## Task details
Leave out the images and repeat every entry below exactly.

(Dataset excerpts)
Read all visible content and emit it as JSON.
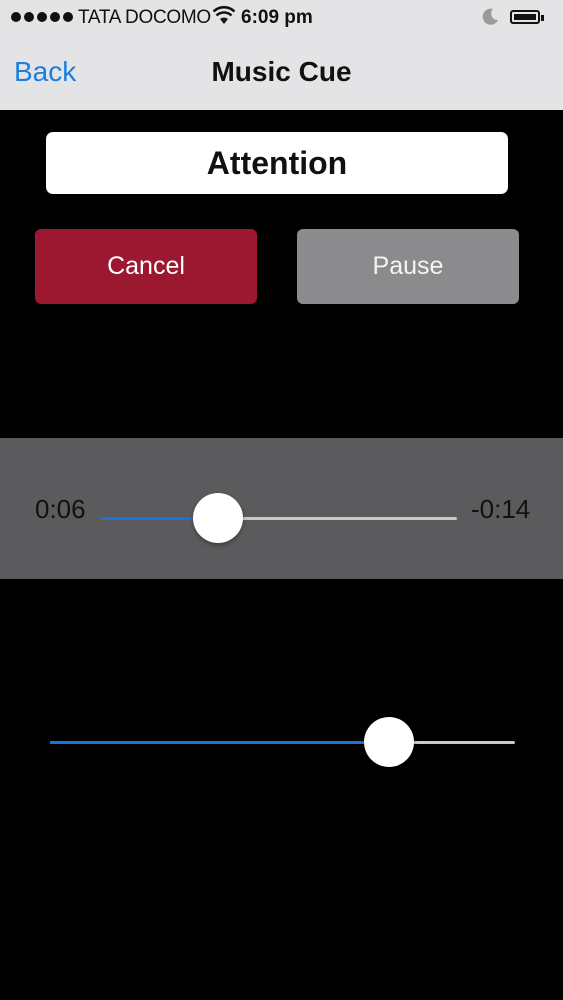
{
  "status_bar": {
    "carrier": "TATA DOCOMO",
    "time": "6:09 pm",
    "signal_icon": "signal-dots-icon",
    "wifi_icon": "wifi-icon",
    "moon_icon": "moon-icon",
    "battery_icon": "battery-icon"
  },
  "nav": {
    "back_label": "Back",
    "title": "Music Cue"
  },
  "cue_name": "Attention",
  "buttons": {
    "cancel_label": "Cancel",
    "pause_label": "Pause"
  },
  "colors": {
    "accent": "#1a7fe0",
    "cancel": "#9c1730",
    "pause": "#8b8b8e",
    "panel": "#5b5b5d"
  },
  "playback": {
    "elapsed": "0:06",
    "remaining": "-0:14",
    "progress_fraction": 0.33
  },
  "volume": {
    "level_fraction": 0.73
  }
}
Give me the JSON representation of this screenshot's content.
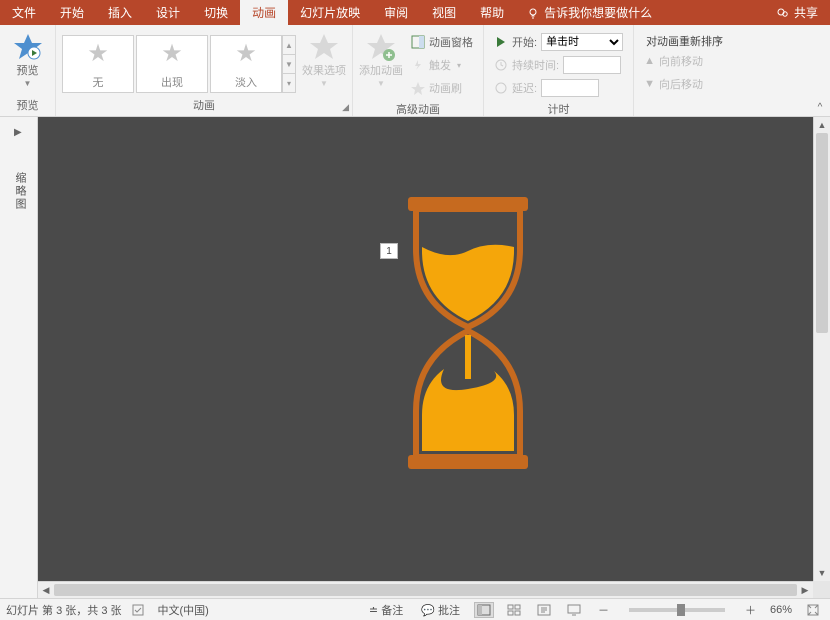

## Answer space
Read all visible content and emit it as JSON.
{
  "status_bar": {
    "carrier": "TATA DOCOMO",
    "time": "6:09 pm",
    "signal_icon": "signal-dots-icon",
    "wifi_icon": "wifi-icon",
    "moon_icon": "moon-icon",
    "battery_icon": "battery-icon"
  },
  "nav": {
    "back_label": "Back",
    "title": "Music Cue"
  },
  "cue_name": "Attention",
  "buttons": {
    "cancel_label": "Cancel",
    "pause_label": "Pause"
  },
  "colors": {
    "accent": "#1a7fe0",
    "cancel": "#9c1730",
    "pause": "#8b8b8e",
    "panel": "#5b5b5d"
  },
  "playback": {
    "elapsed": "0:06",
    "remaining": "-0:14",
    "progress_fraction": 0.33
  },
  "volume": {
    "level_fraction": 0.73
  }
}
Give me the JSON representation of this screenshot's content.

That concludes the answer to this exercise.